> PROBLEM: Copy each line below as written, but skip the pictures.

> Items from an interface collection:

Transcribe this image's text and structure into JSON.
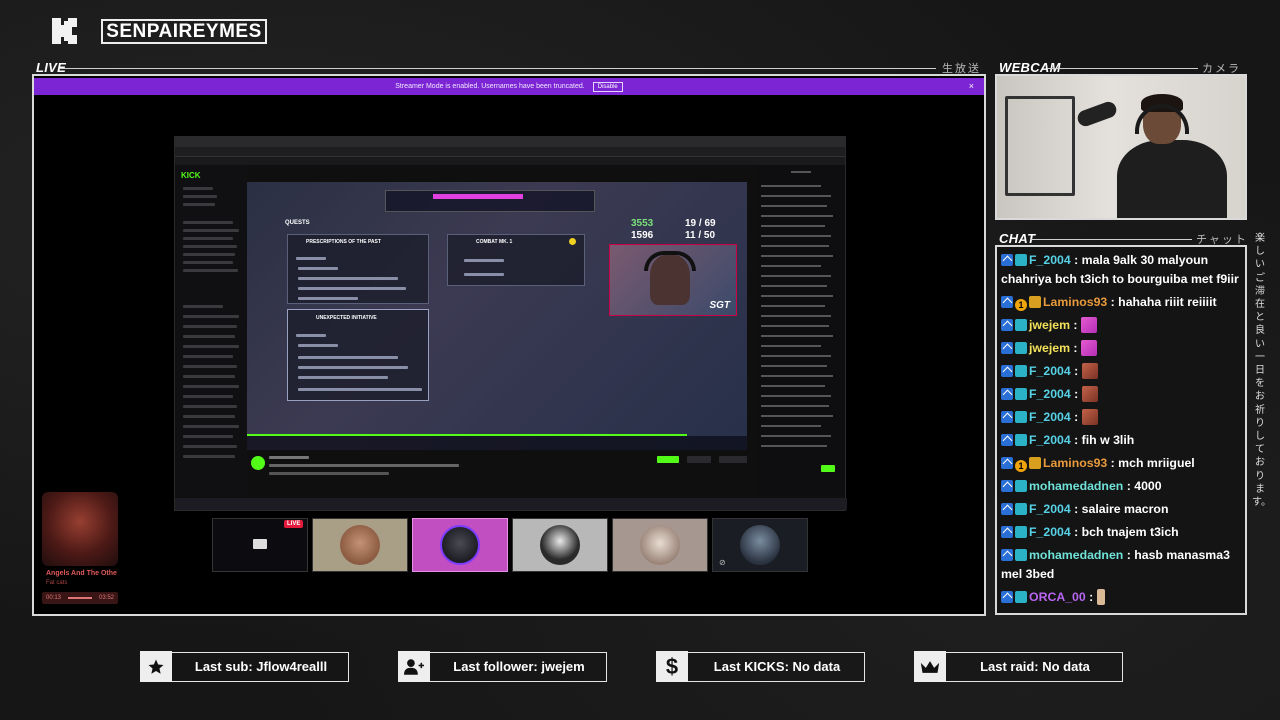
{
  "header": {
    "channel_name": "SENPAIREYMES"
  },
  "panels": {
    "live_label": "LIVE",
    "live_jp": "生放送",
    "webcam_label": "WEBCAM",
    "webcam_jp": "カメラ",
    "chat_label": "CHAT",
    "chat_jp": "チャット",
    "side_vertical_text": "楽しいご滞在と良い一日をお祈りしております。"
  },
  "stream": {
    "streamer_mode_text": "Streamer Mode is enabled. Usernames have been truncated.",
    "disable_label": "Disable",
    "close_glyph": "×",
    "live_badge": "LIVE",
    "score_primary": "3553",
    "score_secondary": "1596",
    "round_primary": "19 / 69",
    "round_secondary": "11 / 50",
    "quests_label": "QUESTS",
    "quest1_title": "PRESCRIPTIONS OF THE PAST",
    "quest2_title": "UNEXPECTED INITIATIVE",
    "quest3_title": "COMBAT MK. 1",
    "cam_tag": "SGT"
  },
  "now_playing": {
    "title": "Angels And The Othe",
    "artist": "Fat cats",
    "time_elapsed": "00:13",
    "time_total": "03:52"
  },
  "chat": {
    "messages": [
      {
        "badges": [
          "kick",
          "gift"
        ],
        "user": "F_2004",
        "user_color": "#56d1e6",
        "text": ": mala 9alk 30 malyoun chahriya bch t3ich to bourguiba met f9iir",
        "emote": ""
      },
      {
        "badges": [
          "kick",
          "num",
          "crown"
        ],
        "num": "1",
        "user": "Laminos93",
        "user_color": "#e89a3c",
        "text": ": hahaha riiit reiiiit",
        "emote": ""
      },
      {
        "badges": [
          "kick",
          "gift"
        ],
        "user": "jwejem",
        "user_color": "#f3e15a",
        "text": ": ",
        "emote": "flex"
      },
      {
        "badges": [
          "kick",
          "gift"
        ],
        "user": "jwejem",
        "user_color": "#f3e15a",
        "text": ": ",
        "emote": "flex"
      },
      {
        "badges": [
          "kick",
          "gift"
        ],
        "user": "F_2004",
        "user_color": "#56d1e6",
        "text": ": ",
        "emote": "photo"
      },
      {
        "badges": [
          "kick",
          "gift"
        ],
        "user": "F_2004",
        "user_color": "#56d1e6",
        "text": ": ",
        "emote": "photo"
      },
      {
        "badges": [
          "kick",
          "gift"
        ],
        "user": "F_2004",
        "user_color": "#56d1e6",
        "text": ": ",
        "emote": "photo"
      },
      {
        "badges": [
          "kick",
          "gift"
        ],
        "user": "F_2004",
        "user_color": "#56d1e6",
        "text": ": fih w 3lih",
        "emote": ""
      },
      {
        "badges": [
          "kick",
          "num",
          "crown"
        ],
        "num": "1",
        "user": "Laminos93",
        "user_color": "#e89a3c",
        "text": ": mch mriiguel",
        "emote": ""
      },
      {
        "badges": [
          "kick",
          "gift"
        ],
        "user": "mohamedadnen",
        "user_color": "#6fe3d9",
        "text": ": 4000",
        "emote": ""
      },
      {
        "badges": [
          "kick",
          "gift"
        ],
        "user": "F_2004",
        "user_color": "#56d1e6",
        "text": ": salaire macron",
        "emote": ""
      },
      {
        "badges": [
          "kick",
          "gift"
        ],
        "user": "F_2004",
        "user_color": "#56d1e6",
        "text": ": bch tnajem t3ich",
        "emote": ""
      },
      {
        "badges": [
          "kick",
          "gift"
        ],
        "user": "mohamedadnen",
        "user_color": "#6fe3d9",
        "text": ": hasb manasma3 mel 3bed",
        "emote": ""
      },
      {
        "badges": [
          "kick",
          "gift"
        ],
        "user": "ORCA_00",
        "user_color": "#b865f2",
        "text": ": ",
        "emote": "small"
      }
    ]
  },
  "footer": {
    "sub_label": "Last sub: Jflow4realll",
    "sub_icon": "star-icon",
    "follower_label": "Last follower: jwejem",
    "follower_icon": "add-user-icon",
    "kicks_label": "Last KICKS: No data",
    "kicks_icon": "dollar-icon",
    "kicks_glyph": "$",
    "raid_label": "Last raid: No data",
    "raid_icon": "crown-icon"
  },
  "colors": {
    "kick_green": "#53fc18",
    "streamer_bar": "#7b25d4",
    "frame": "#d9d9d9"
  }
}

> SOLUTION TO THIS PROBLEM:
Transcribe this image's text and structure into JSON.
{
  "header": {
    "channel_name": "SENPAIREYMES"
  },
  "panels": {
    "live_label": "LIVE",
    "live_jp": "生放送",
    "webcam_label": "WEBCAM",
    "webcam_jp": "カメラ",
    "chat_label": "CHAT",
    "chat_jp": "チャット",
    "side_vertical_text": "楽しいご滞在と良い一日をお祈りしております。"
  },
  "stream": {
    "streamer_mode_text": "Streamer Mode is enabled. Usernames have been truncated.",
    "disable_label": "Disable",
    "close_glyph": "×",
    "live_badge": "LIVE",
    "score_primary": "3553",
    "score_secondary": "1596",
    "round_primary": "19 / 69",
    "round_secondary": "11 / 50",
    "quests_label": "QUESTS",
    "quest1_title": "PRESCRIPTIONS OF THE PAST",
    "quest2_title": "UNEXPECTED INITIATIVE",
    "quest3_title": "COMBAT MK. 1",
    "cam_tag": "SGT"
  },
  "now_playing": {
    "title": "Angels And The Othe",
    "artist": "Fat cats",
    "time_elapsed": "00:13",
    "time_total": "03:52"
  },
  "chat": {
    "messages": [
      {
        "badges": [
          "kick",
          "gift"
        ],
        "user": "F_2004",
        "user_color": "#56d1e6",
        "text": ": mala 9alk 30 malyoun chahriya bch t3ich to bourguiba met f9iir",
        "emote": ""
      },
      {
        "badges": [
          "kick",
          "num",
          "crown"
        ],
        "num": "1",
        "user": "Laminos93",
        "user_color": "#e89a3c",
        "text": ": hahaha riiit reiiiit",
        "emote": ""
      },
      {
        "badges": [
          "kick",
          "gift"
        ],
        "user": "jwejem",
        "user_color": "#f3e15a",
        "text": ": ",
        "emote": "flex"
      },
      {
        "badges": [
          "kick",
          "gift"
        ],
        "user": "jwejem",
        "user_color": "#f3e15a",
        "text": ": ",
        "emote": "flex"
      },
      {
        "badges": [
          "kick",
          "gift"
        ],
        "user": "F_2004",
        "user_color": "#56d1e6",
        "text": ": ",
        "emote": "photo"
      },
      {
        "badges": [
          "kick",
          "gift"
        ],
        "user": "F_2004",
        "user_color": "#56d1e6",
        "text": ": ",
        "emote": "photo"
      },
      {
        "badges": [
          "kick",
          "gift"
        ],
        "user": "F_2004",
        "user_color": "#56d1e6",
        "text": ": ",
        "emote": "photo"
      },
      {
        "badges": [
          "kick",
          "gift"
        ],
        "user": "F_2004",
        "user_color": "#56d1e6",
        "text": ": fih w 3lih",
        "emote": ""
      },
      {
        "badges": [
          "kick",
          "num",
          "crown"
        ],
        "num": "1",
        "user": "Laminos93",
        "user_color": "#e89a3c",
        "text": ": mch mriiguel",
        "emote": ""
      },
      {
        "badges": [
          "kick",
          "gift"
        ],
        "user": "mohamedadnen",
        "user_color": "#6fe3d9",
        "text": ": 4000",
        "emote": ""
      },
      {
        "badges": [
          "kick",
          "gift"
        ],
        "user": "F_2004",
        "user_color": "#56d1e6",
        "text": ": salaire macron",
        "emote": ""
      },
      {
        "badges": [
          "kick",
          "gift"
        ],
        "user": "F_2004",
        "user_color": "#56d1e6",
        "text": ": bch tnajem t3ich",
        "emote": ""
      },
      {
        "badges": [
          "kick",
          "gift"
        ],
        "user": "mohamedadnen",
        "user_color": "#6fe3d9",
        "text": ": hasb manasma3 mel 3bed",
        "emote": ""
      },
      {
        "badges": [
          "kick",
          "gift"
        ],
        "user": "ORCA_00",
        "user_color": "#b865f2",
        "text": ": ",
        "emote": "small"
      }
    ]
  },
  "footer": {
    "sub_label": "Last sub: Jflow4realll",
    "sub_icon": "star-icon",
    "follower_label": "Last follower: jwejem",
    "follower_icon": "add-user-icon",
    "kicks_label": "Last KICKS: No data",
    "kicks_icon": "dollar-icon",
    "kicks_glyph": "$",
    "raid_label": "Last raid: No data",
    "raid_icon": "crown-icon"
  },
  "colors": {
    "kick_green": "#53fc18",
    "streamer_bar": "#7b25d4",
    "frame": "#d9d9d9"
  }
}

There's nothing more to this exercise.